# [WORK TASK]
Set down the entries exactly as they appear, apart from the images, which stay out.

# [RECORDED INFORMATION]
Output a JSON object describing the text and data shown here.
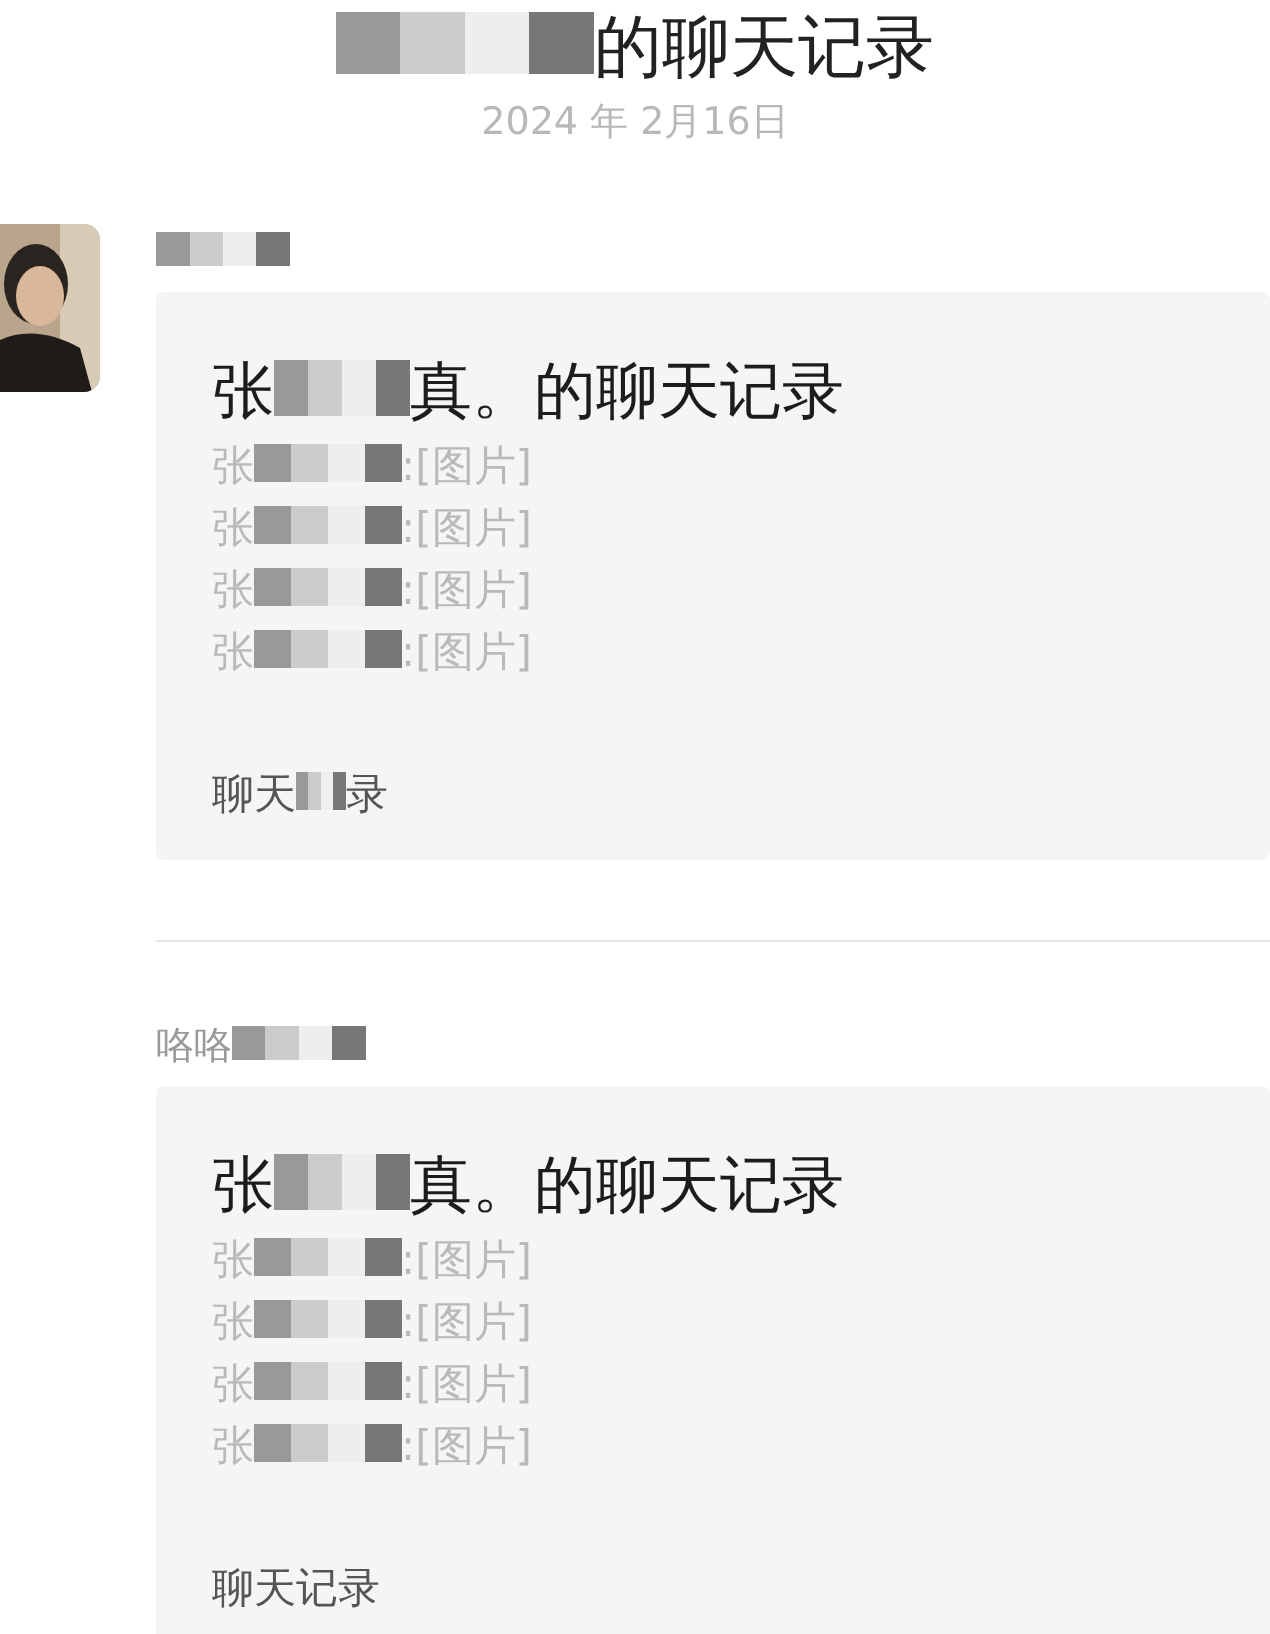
{
  "header": {
    "title": [
      {
        "kind": "redacted"
      },
      {
        "kind": "text",
        "text": "的聊天记录"
      }
    ],
    "date": "2024 年 2月16日"
  },
  "messages": [
    {
      "avatar": true,
      "sender": [
        {
          "kind": "redacted"
        }
      ],
      "card": {
        "title": [
          {
            "kind": "text",
            "text": "张"
          },
          {
            "kind": "redacted"
          },
          {
            "kind": "text",
            "text": "真。的聊天记录"
          }
        ],
        "lines": [
          [
            {
              "kind": "text",
              "text": "张"
            },
            {
              "kind": "redacted"
            },
            {
              "kind": "text",
              "text": ":[图片]"
            }
          ],
          [
            {
              "kind": "text",
              "text": "张"
            },
            {
              "kind": "redacted"
            },
            {
              "kind": "text",
              "text": ":[图片]"
            }
          ],
          [
            {
              "kind": "text",
              "text": "张"
            },
            {
              "kind": "redacted"
            },
            {
              "kind": "text",
              "text": ":[图片]"
            }
          ],
          [
            {
              "kind": "text",
              "text": "张"
            },
            {
              "kind": "redacted"
            },
            {
              "kind": "text",
              "text": ":[图片]"
            }
          ]
        ],
        "footer": [
          {
            "kind": "text",
            "text": "聊天"
          },
          {
            "kind": "redacted"
          },
          {
            "kind": "text",
            "text": "录"
          }
        ]
      }
    },
    {
      "avatar": false,
      "sender": [
        {
          "kind": "text",
          "text": "咯咯"
        },
        {
          "kind": "redacted"
        }
      ],
      "card": {
        "title": [
          {
            "kind": "text",
            "text": "张"
          },
          {
            "kind": "redacted"
          },
          {
            "kind": "text",
            "text": "真。的聊天记录"
          }
        ],
        "lines": [
          [
            {
              "kind": "text",
              "text": "张"
            },
            {
              "kind": "redacted"
            },
            {
              "kind": "text",
              "text": ":[图片]"
            }
          ],
          [
            {
              "kind": "text",
              "text": "张"
            },
            {
              "kind": "redacted"
            },
            {
              "kind": "text",
              "text": ":[图片]"
            }
          ],
          [
            {
              "kind": "text",
              "text": "张"
            },
            {
              "kind": "redacted"
            },
            {
              "kind": "text",
              "text": ":[图片]"
            }
          ],
          [
            {
              "kind": "text",
              "text": "张"
            },
            {
              "kind": "redacted"
            },
            {
              "kind": "text",
              "text": ":[图片]"
            }
          ]
        ],
        "footer": [
          {
            "kind": "text",
            "text": "聊天记录"
          }
        ]
      }
    }
  ]
}
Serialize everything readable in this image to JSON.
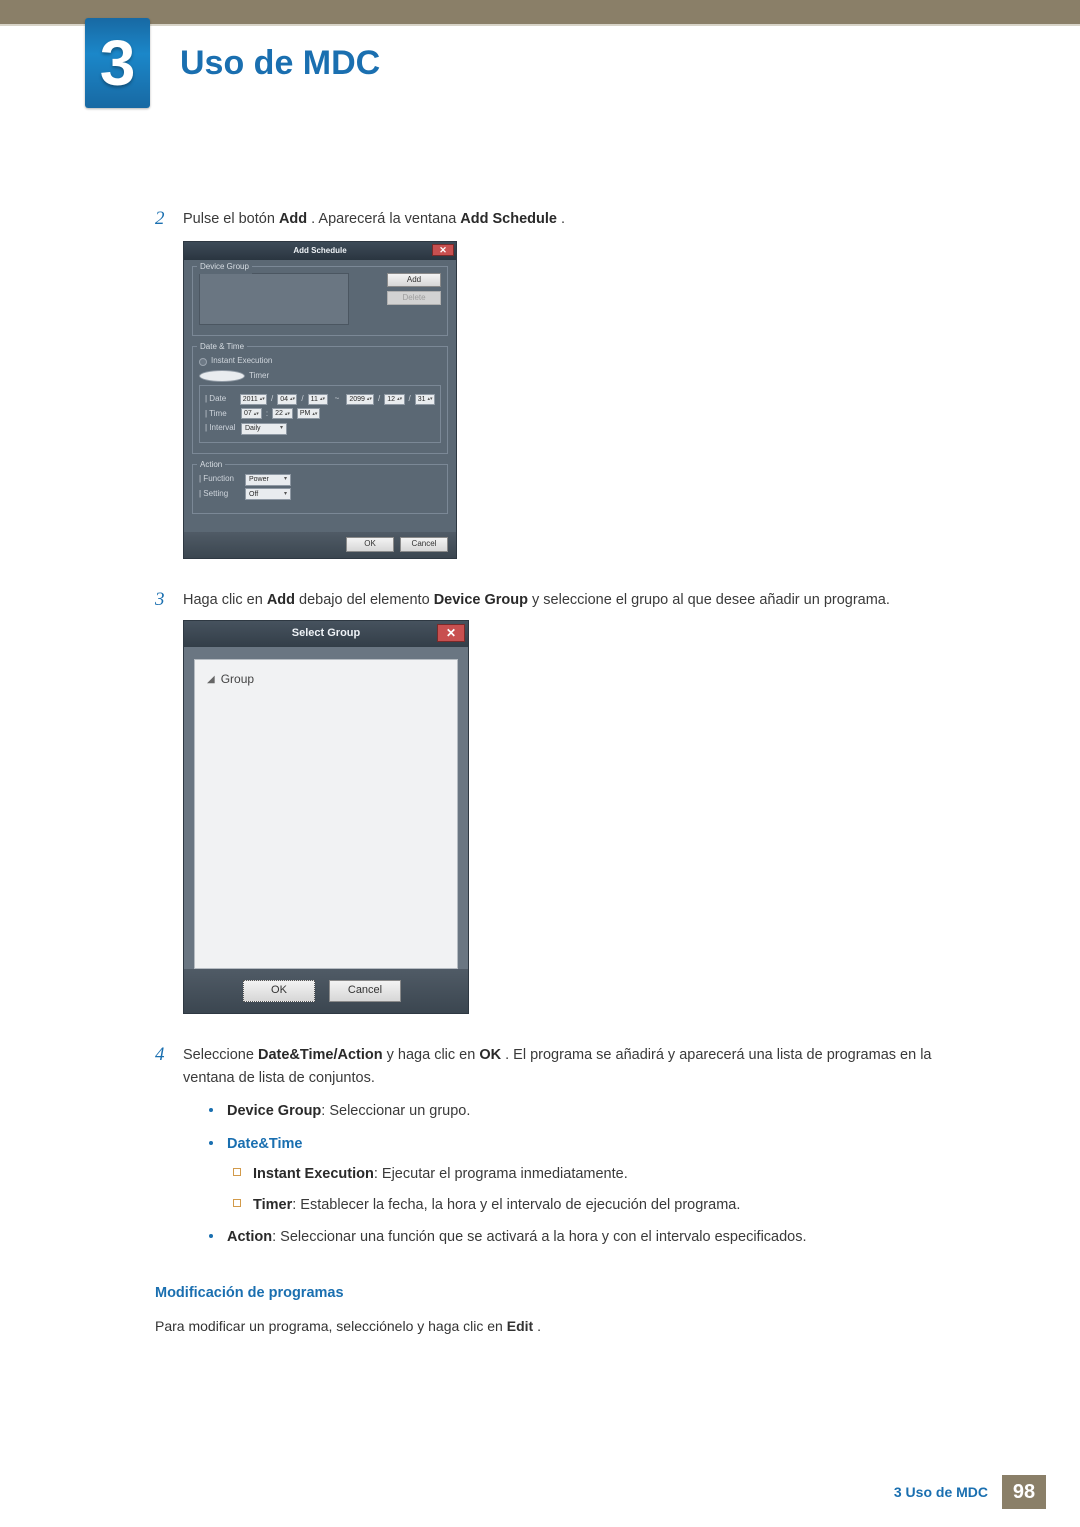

# [YOUR RESPONSE]
Output a JSON object describing the text and data shown here.
{
  "header": {
    "title": [
      {
        "kind": "redacted"
      },
      {
        "kind": "text",
        "text": "的聊天记录"
      }
    ],
    "date": "2024 年 2月16日"
  },
  "messages": [
    {
      "avatar": true,
      "sender": [
        {
          "kind": "redacted"
        }
      ],
      "card": {
        "title": [
          {
            "kind": "text",
            "text": "张"
          },
          {
            "kind": "redacted"
          },
          {
            "kind": "text",
            "text": "真。的聊天记录"
          }
        ],
        "lines": [
          [
            {
              "kind": "text",
              "text": "张"
            },
            {
              "kind": "redacted"
            },
            {
              "kind": "text",
              "text": ":[图片]"
            }
          ],
          [
            {
              "kind": "text",
              "text": "张"
            },
            {
              "kind": "redacted"
            },
            {
              "kind": "text",
              "text": ":[图片]"
            }
          ],
          [
            {
              "kind": "text",
              "text": "张"
            },
            {
              "kind": "redacted"
            },
            {
              "kind": "text",
              "text": ":[图片]"
            }
          ],
          [
            {
              "kind": "text",
              "text": "张"
            },
            {
              "kind": "redacted"
            },
            {
              "kind": "text",
              "text": ":[图片]"
            }
          ]
        ],
        "footer": [
          {
            "kind": "text",
            "text": "聊天"
          },
          {
            "kind": "redacted"
          },
          {
            "kind": "text",
            "text": "录"
          }
        ]
      }
    },
    {
      "avatar": false,
      "sender": [
        {
          "kind": "text",
          "text": "咯咯"
        },
        {
          "kind": "redacted"
        }
      ],
      "card": {
        "title": [
          {
            "kind": "text",
            "text": "张"
          },
          {
            "kind": "redacted"
          },
          {
            "kind": "text",
            "text": "真。的聊天记录"
          }
        ],
        "lines": [
          [
            {
              "kind": "text",
              "text": "张"
            },
            {
              "kind": "redacted"
            },
            {
              "kind": "text",
              "text": ":[图片]"
            }
          ],
          [
            {
              "kind": "text",
              "text": "张"
            },
            {
              "kind": "redacted"
            },
            {
              "kind": "text",
              "text": ":[图片]"
            }
          ],
          [
            {
              "kind": "text",
              "text": "张"
            },
            {
              "kind": "redacted"
            },
            {
              "kind": "text",
              "text": ":[图片]"
            }
          ],
          [
            {
              "kind": "text",
              "text": "张"
            },
            {
              "kind": "redacted"
            },
            {
              "kind": "text",
              "text": ":[图片]"
            }
          ]
        ],
        "footer": [
          {
            "kind": "text",
            "text": "聊天记录"
          }
        ]
      }
    }
  ]
}
Serialize everything readable in this image to JSON.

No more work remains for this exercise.